"Processes" is the word to look for; copy each line of the listing where it occurs.
*** Dataset excerpts Section Begins ***
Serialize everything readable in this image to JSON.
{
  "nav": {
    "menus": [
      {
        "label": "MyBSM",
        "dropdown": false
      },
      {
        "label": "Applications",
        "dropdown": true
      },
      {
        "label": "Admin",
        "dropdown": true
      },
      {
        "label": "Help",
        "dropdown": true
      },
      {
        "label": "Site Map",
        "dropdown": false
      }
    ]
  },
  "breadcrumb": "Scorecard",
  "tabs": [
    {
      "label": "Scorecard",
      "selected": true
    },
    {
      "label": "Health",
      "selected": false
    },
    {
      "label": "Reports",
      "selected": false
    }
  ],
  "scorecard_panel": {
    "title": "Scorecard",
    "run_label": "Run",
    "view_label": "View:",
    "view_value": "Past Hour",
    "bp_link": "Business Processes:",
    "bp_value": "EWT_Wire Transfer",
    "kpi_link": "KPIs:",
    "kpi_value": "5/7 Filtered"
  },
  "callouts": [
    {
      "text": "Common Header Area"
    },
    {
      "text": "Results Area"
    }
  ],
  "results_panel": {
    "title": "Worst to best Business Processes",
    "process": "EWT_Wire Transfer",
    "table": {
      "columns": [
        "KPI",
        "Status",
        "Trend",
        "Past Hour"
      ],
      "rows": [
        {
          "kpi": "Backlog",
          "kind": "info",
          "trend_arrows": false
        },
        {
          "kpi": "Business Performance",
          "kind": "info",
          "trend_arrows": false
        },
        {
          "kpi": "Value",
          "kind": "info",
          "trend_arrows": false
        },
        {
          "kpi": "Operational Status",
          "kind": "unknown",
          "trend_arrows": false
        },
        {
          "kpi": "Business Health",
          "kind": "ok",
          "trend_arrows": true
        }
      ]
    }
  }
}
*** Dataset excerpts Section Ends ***
Answer box:
    "bp_link": "Business Processes:",
    "title": "Worst to best Business Processes",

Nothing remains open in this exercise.